In addition to a protrudable jaw, they have an extra joint in their lower jaw that allows them to bite while their jaws are extended. And they have an extra set of bristle-like teeth that gives them a firm grasp of their food.
"They're basically able to do something that other reef fish can't," thanks to their unusual jaw, by attacking food that's firmly attached to a reef surface, and pulling it out of crevices that other fish can't reach, said Nicolai Konow now of Brown University in Providence, RI, who led the new study.
While in some species, such specialized structures allow the animal to monopolize a single food type, angelfish have used this evolutionary breakthrough to expand into many niches on the reef.

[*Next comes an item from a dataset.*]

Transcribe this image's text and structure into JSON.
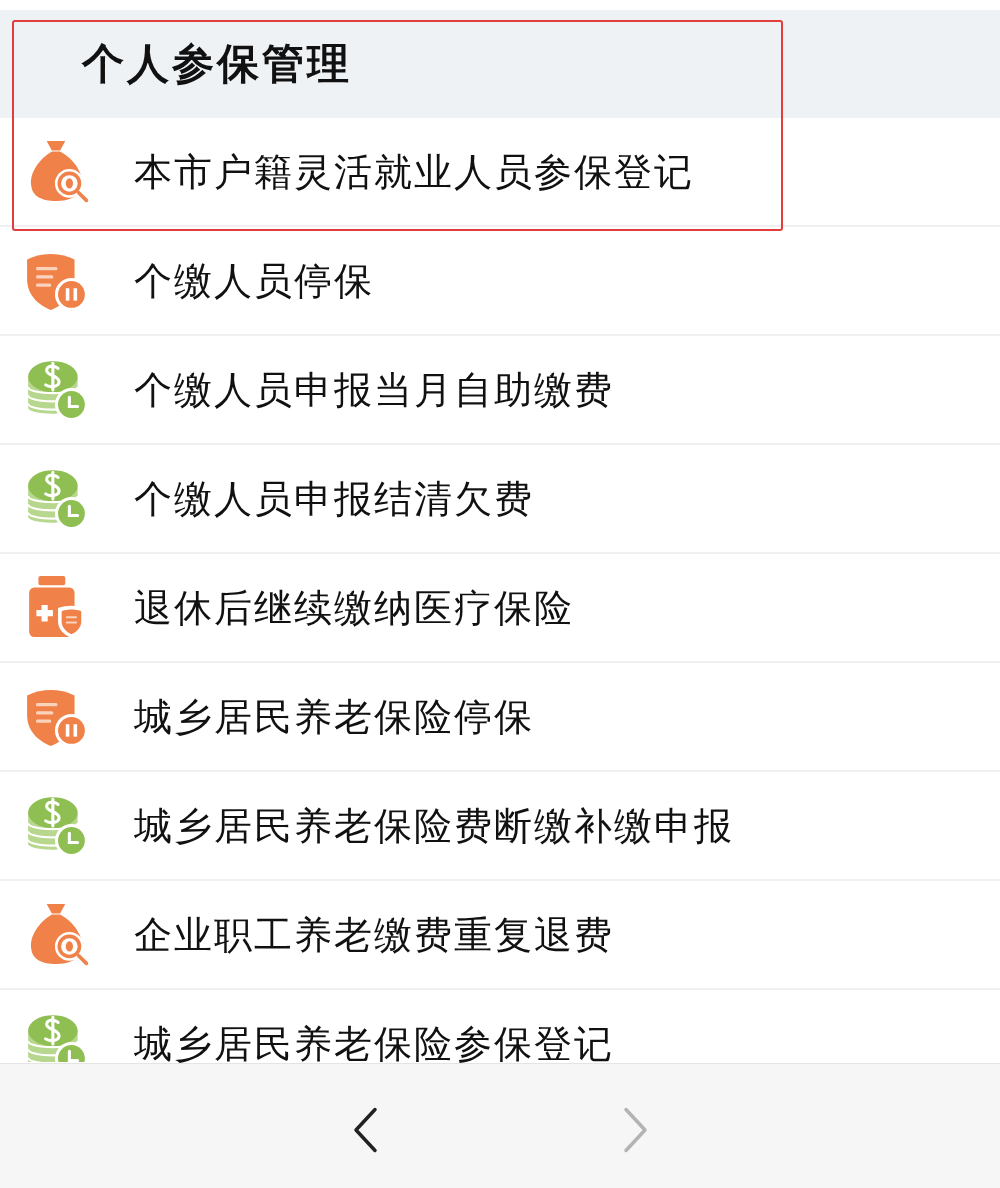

"These guys are sort of jacks of all trades," Konow said.
Different angelfish species have retained the same jaw structure, but have specialized, instead, by varying their size and their gut to access many types of food.

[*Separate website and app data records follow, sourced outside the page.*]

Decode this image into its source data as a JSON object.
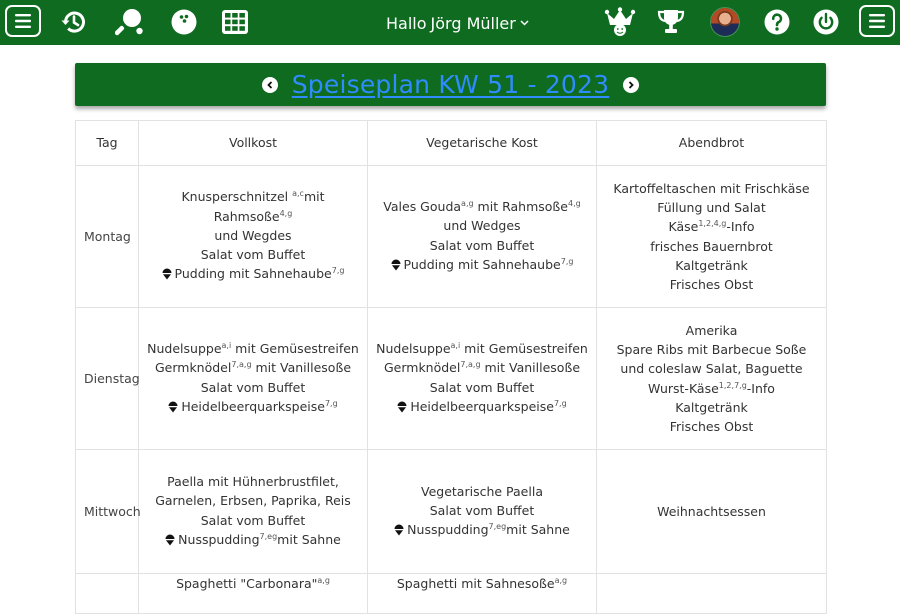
{
  "header": {
    "greeting": "Hallo",
    "user_name": "Jörg Müller"
  },
  "title": "Speiseplan KW 51 - 2023",
  "table": {
    "headers": [
      "Tag",
      "Vollkost",
      "Vegetarische Kost",
      "Abendbrot"
    ],
    "rows": [
      {
        "day": "Montag",
        "vollkost": [
          {
            "t": "Knusperschnitzel ",
            "s": "a,c",
            "a": "mit Rahmsoße",
            "s2": "4,g"
          },
          {
            "t": "und Wegdes"
          },
          {
            "t": "Salat vom Buffet"
          },
          {
            "icon": true,
            "t": "Pudding mit Sahnehaube",
            "s": "7,g"
          }
        ],
        "vegetarisch": [
          {
            "t": "Vales Gouda",
            "s": "a,g",
            "a": " mit Rahmsoße",
            "s2": "4,g"
          },
          {
            "t": "und Wedges"
          },
          {
            "t": "Salat vom Buffet"
          },
          {
            "icon": true,
            "t": "Pudding mit Sahnehaube",
            "s": "7,g"
          }
        ],
        "abendbrot": [
          {
            "t": "Kartoffeltaschen mit Frischkäse Füllung und Salat"
          },
          {
            "t": "Käse",
            "s": "1,2,4,g",
            "a": "-Info"
          },
          {
            "t": "frisches Bauernbrot"
          },
          {
            "t": "Kaltgetränk"
          },
          {
            "t": "Frisches Obst"
          }
        ]
      },
      {
        "day": "Dienstag",
        "vollkost": [
          {
            "t": "Nudelsuppe",
            "s": "a,i",
            "a": " mit Gemüsestreifen"
          },
          {
            "t": "Germknödel",
            "s": "7,a,g",
            "a": " mit Vanillesoße"
          },
          {
            "t": "Salat vom Buffet"
          },
          {
            "icon": true,
            "t": "Heidelbeerquarkspeise",
            "s": "7,g"
          }
        ],
        "vegetarisch": [
          {
            "t": "Nudelsuppe",
            "s": "a,i",
            "a": " mit Gemüsestreifen"
          },
          {
            "t": "Germknödel",
            "s": "7,a,g",
            "a": " mit Vanillesoße"
          },
          {
            "t": "Salat vom Buffet"
          },
          {
            "icon": true,
            "t": "Heidelbeerquarkspeise",
            "s": "7,g"
          }
        ],
        "abendbrot": [
          {
            "t": "Amerika"
          },
          {
            "t": "Spare Ribs mit Barbecue Soße und coleslaw Salat, Baguette"
          },
          {
            "t": "Wurst-Käse",
            "s": "1,2,7,g",
            "a": "-Info"
          },
          {
            "t": "Kaltgetränk"
          },
          {
            "t": "Frisches Obst"
          }
        ]
      },
      {
        "day": "Mittwoch",
        "vollkost": [
          {
            "t": "Paella mit Hühnerbrustfilet, Garnelen, Erbsen, Paprika, Reis"
          },
          {
            "t": "Salat vom Buffet"
          },
          {
            "icon": true,
            "t": "Nusspudding",
            "s": "7,eg",
            "a": "mit Sahne"
          }
        ],
        "vegetarisch": [
          {
            "t": "Vegetarische Paella"
          },
          {
            "t": "Salat vom Buffet"
          },
          {
            "icon": true,
            "t": "Nusspudding",
            "s": "7,eg",
            "a": "mit Sahne"
          }
        ],
        "abendbrot": [
          {
            "t": "Weihnachtsessen"
          }
        ]
      },
      {
        "day": "",
        "vollkost": [
          {
            "t": "Spaghetti \"Carbonara\"",
            "s": "a,g"
          }
        ],
        "vegetarisch": [
          {
            "t": "Spaghetti mit Sahnesoße",
            "s": "a,g"
          }
        ],
        "abendbrot": []
      }
    ]
  },
  "colors": {
    "brand_green": "#0e6b20",
    "title_link": "#2f8cff"
  },
  "icons": [
    "menu-icon",
    "history-icon",
    "table-tennis-icon",
    "bowling-ball-icon",
    "grid-icon",
    "chevron-down-icon",
    "jester-icon",
    "trophy-icon",
    "help-icon",
    "power-icon",
    "chevron-left-icon",
    "chevron-right-icon",
    "dessert-icon"
  ]
}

With a range of patterns and colors including blue, yellow, black and white, the 80 or so different species of angelfish span more than a tenfold size difference and consume everything from sponges, algae, anemones and plankton, Konow and colleague David Bellwood of Australia's James Cook University reported.